As a research and policy officer, I’m often found typing away at my desk surrounded by reports and statistics, however I’ve had a welcome change from the norm this week as I’ve been out and about talking to parents about their experience of a new ‘three year health review’ being piloted as part of the Early Intervention Transformation Programme, a government initiative aiming to improve outcomes for children and young people across Northern Ireland.
The new health reviews, carried out in a number of preschools across NI, have given parents an additional chance to meet with a health visitor to talk about their child’s social and emotional development and any particular concerns they may have. The innovative approach sees health visiting and preschool practitioners working together for the first time, combining their knowledge of child development and their direct experience of the children in their care to provide a more informed service for parents and children.
The review uses the social and emotional version of the widely used Ages and Stages questionnaire, a quick and simple questionnaire completed by parents in their own time and then used by the health visitor to guide the conversation with parents at the review meeting. Moving beyond physical development, the questionnaire asks parents to think about things like how their child responds to strangers or interacts with friends, their sleeping habits, or how they express their feelings.

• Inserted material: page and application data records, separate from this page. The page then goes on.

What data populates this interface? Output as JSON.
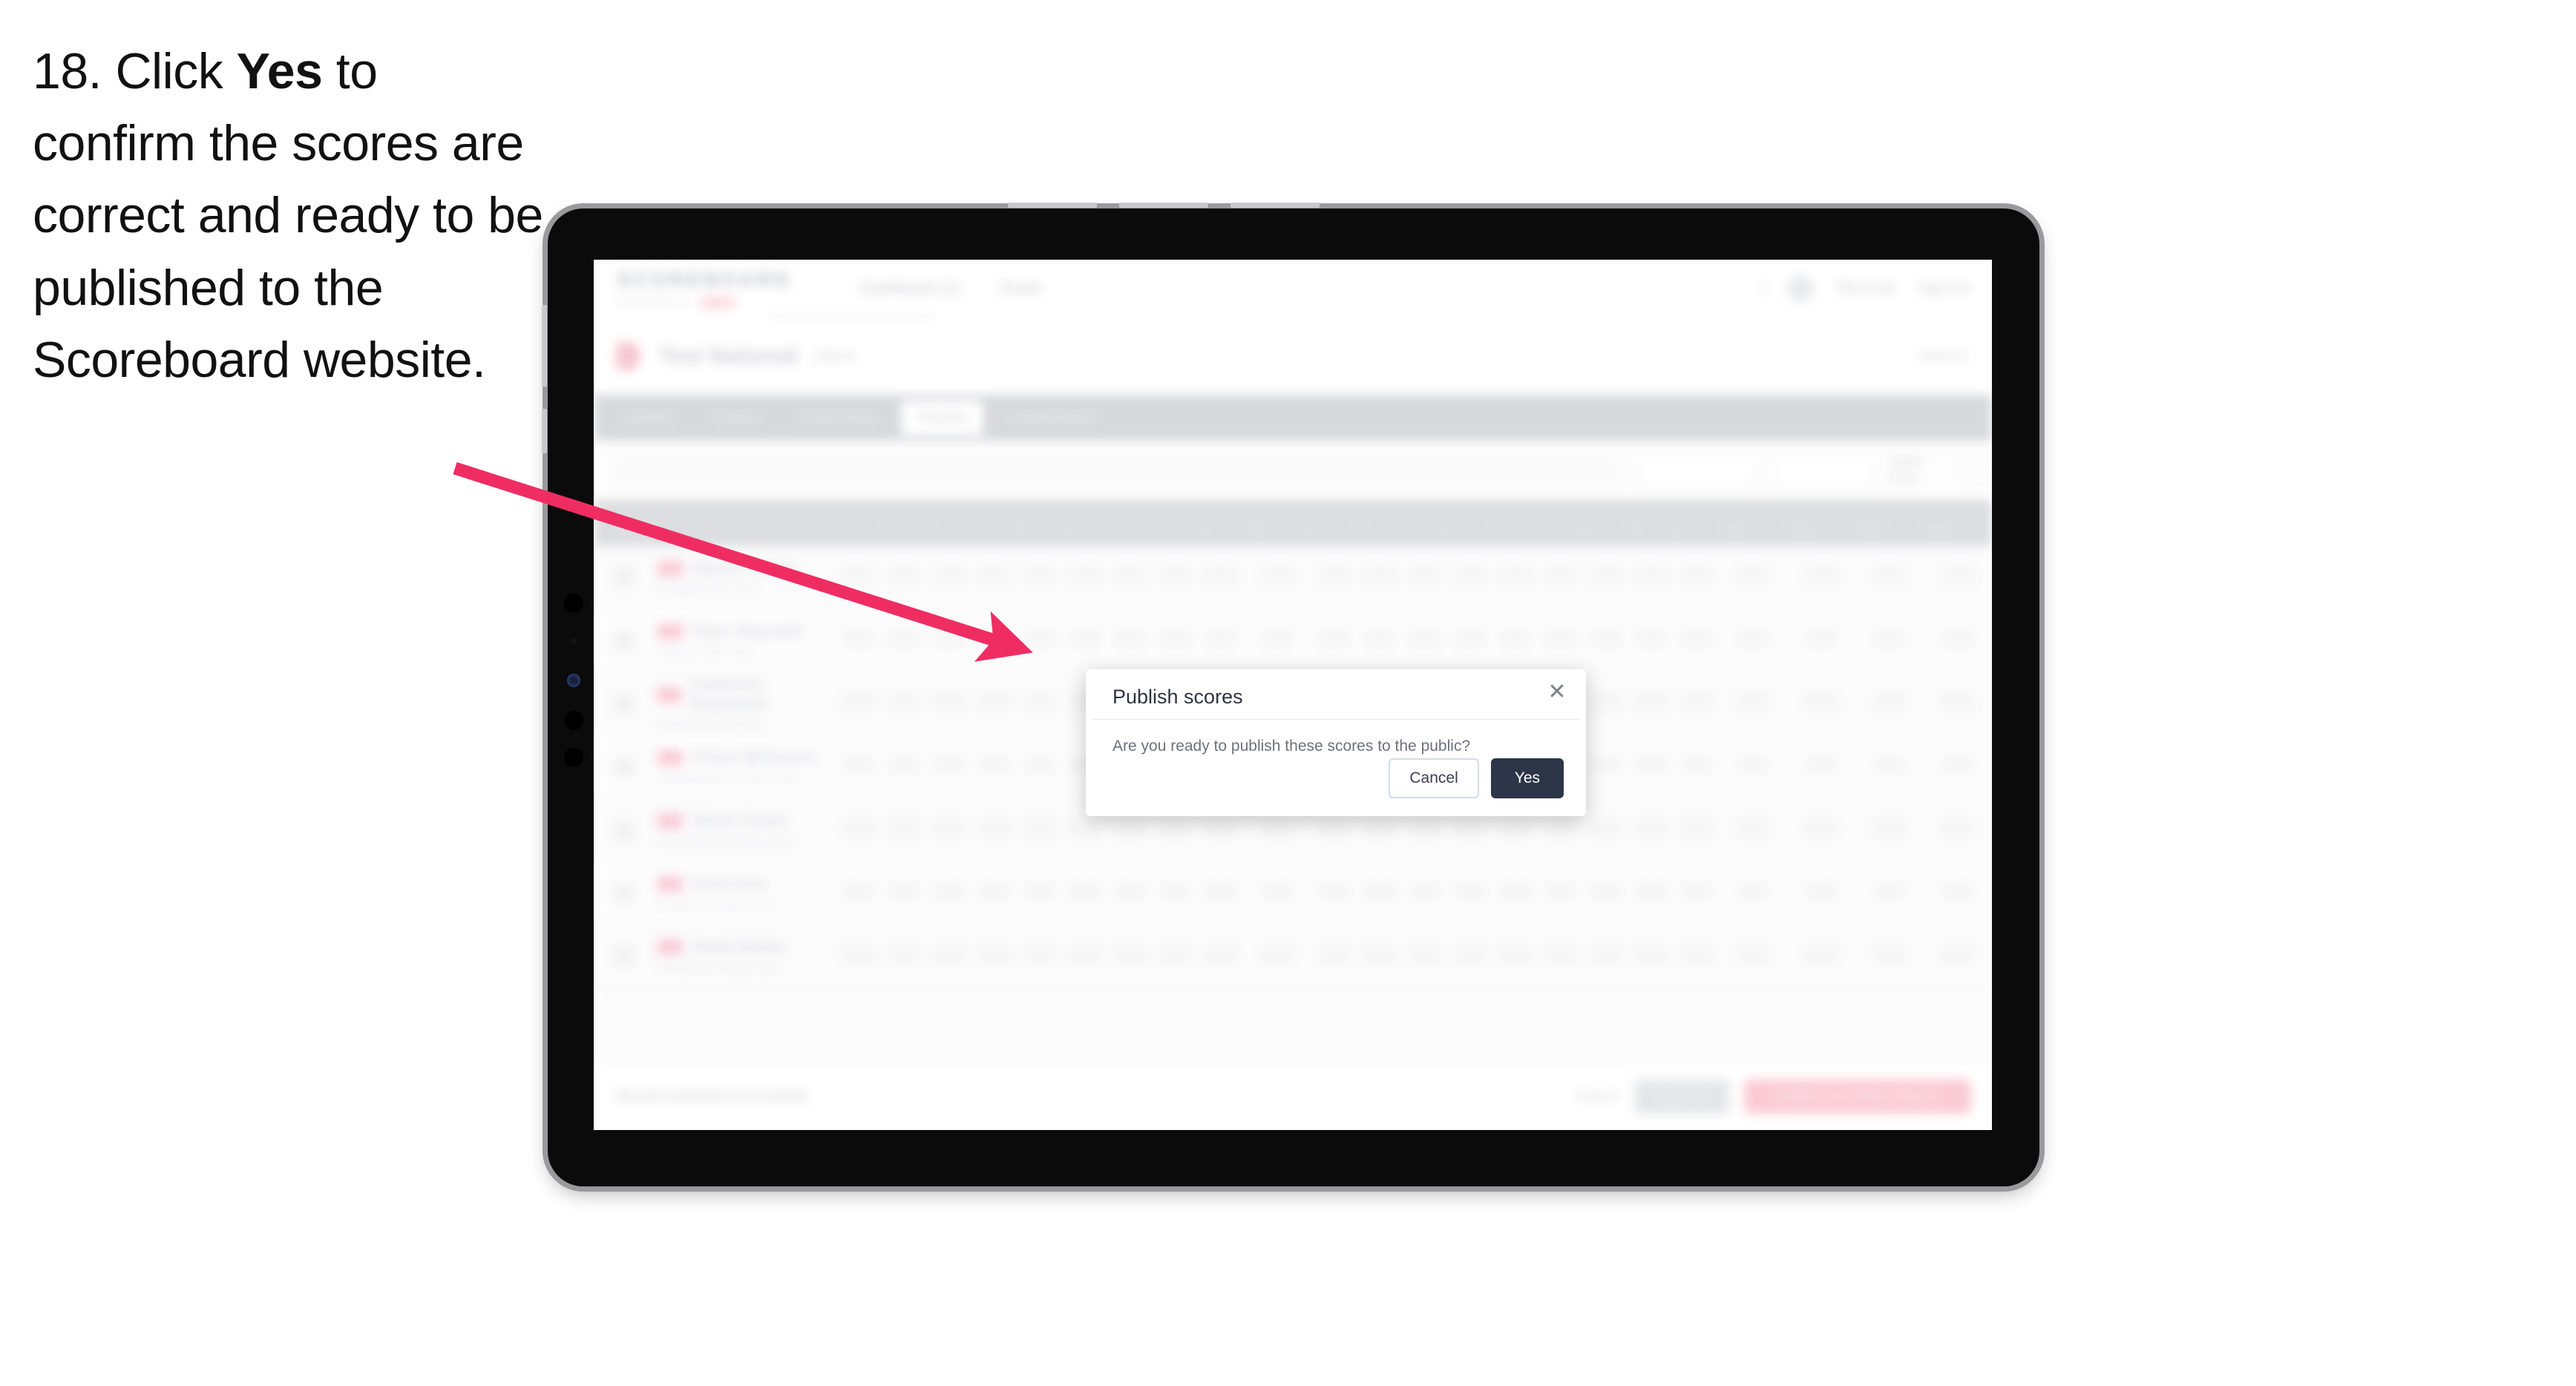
{
  "instruction": {
    "number": "18.",
    "text_before": "Click ",
    "emphasis": "Yes",
    "text_after": " to confirm the scores are correct and ready to be published to the Scoreboard website."
  },
  "annotation": {
    "arrow_color": "#ef2d62",
    "arrow_start": "613,631",
    "arrow_end": "1382,876"
  },
  "device": {
    "type": "tablet",
    "body_color": "#0b0b0c",
    "bezel_color": "#9a9a9c"
  },
  "app": {
    "header": {
      "brand": "SCOREBOARD",
      "brand_sub": "POWERED BY",
      "brand_pill": "BETA",
      "nav": [
        "Dashboard (1)",
        "Event"
      ],
      "user_name": "Test User",
      "sign_out": "Sign out"
    },
    "event": {
      "title": "Test National",
      "subtitle": "2024",
      "right_label": "Level 3"
    },
    "tabs": [
      {
        "label": "Details",
        "active": false
      },
      {
        "label": "Teams",
        "active": false
      },
      {
        "label": "Event Book",
        "active": false
      },
      {
        "label": "Results",
        "active": true
      },
      {
        "label": "Leaderboard",
        "active": false
      }
    ],
    "filters": {
      "search_placeholder": "Search",
      "select_1": "All Sessions",
      "select_2": "Round 1",
      "button": "Table Only"
    },
    "table": {
      "columns_player": "Player",
      "columns_numbers": [
        "1",
        "2",
        "3",
        "4",
        "5",
        "6",
        "7",
        "8",
        "9",
        "10",
        "11",
        "12",
        "13",
        "14",
        "15",
        "16",
        "17",
        "18"
      ],
      "columns_extra": [
        "Net",
        "Total",
        "Gross",
        "Points",
        "Status"
      ],
      "rows": [
        {
          "name": "Mason Turner",
          "club": "Coastal Links Club",
          "flag": "#f5a0b8"
        },
        {
          "name": "Piper Reynold",
          "club": "Hillcrest Golf Club",
          "flag": "#f5a0b8"
        },
        {
          "name": "Cameron Redmond",
          "club": "Redwood Park Club",
          "flag": "#f5a0b8"
        },
        {
          "name": "Chloe Whitmore",
          "club": "Summerfield Country Club",
          "flag": "#f5a0b8"
        },
        {
          "name": "Oliver Grant",
          "club": "Northgate Meadows Club",
          "flag": "#f5a0b8"
        },
        {
          "name": "Rosa Kim",
          "club": "Pinehurst Greens Club",
          "flag": "#f5a0b8"
        },
        {
          "name": "Noah Bailey",
          "club": "Westbrook Valley Club",
          "flag": "#f5a0b8"
        }
      ]
    },
    "footer": {
      "note": "Results published successfully",
      "link": "Cancel",
      "secondary_button": "Save All",
      "primary_button": "Publish and Notify Players"
    }
  },
  "modal": {
    "title": "Publish scores",
    "message": "Are you ready to publish these scores to the public?",
    "cancel_label": "Cancel",
    "confirm_label": "Yes",
    "close_icon": "✕",
    "confirm_color": "#2c3648"
  }
}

We’ve been involved throughout the development of this pilot review, first gathering evidence on where gaps exist in the universal Child Health Programme, then considering how best to fill these gaps, so it is fantastic to see the pilot programme being rolled out and to hear first-hand from parents how it has already helped them to consider aspects of their child’s development that they’ve perhaps not thought about before.
For many, the review has provided welcome reassurance that their child is happy and healthy; for others it has provided an opportunity to ask questions or get a little extra support. The questionnaire also asks parents to write something that they ‘enjoy about their child’; a question which many have never had the opportunity to stop and think about and which has had a very positive response from parents.
As well as supporting individual children, the pilot review will give us a much needed wider picture of our young children’s social and emotional development across NI; this is a key part of the jigsaw as we continue to invest time and money to ensure that children are ready for school and able to make the most of the learning opportunities given to them.
You may have seen the draft Programme for Government (PfG) just released for consultation, which sets out the NI Executive ambitions for the future of Northern Ireland; this is an exciting time and we are delighted to see that the PfG focuses on outcomes, in particular aiming to ensure that ‘we give our children and young people the best start in life’.
Social and emotional development must sit alongside physical development as we work to demonstrate just how well we are doing towards achieving this outcome for our children, and this new bank of data will make a useful contribution, particularly if we are able to gather similar information right across Northern Ireland.
When developing services for children and families, we must make use of our wider knowledge on what they need and what will work best to meet these needs. We must also remember the individual children and families behind the statistics, and build on our universal services to ensure that investment can and does make a difference to each of their lives.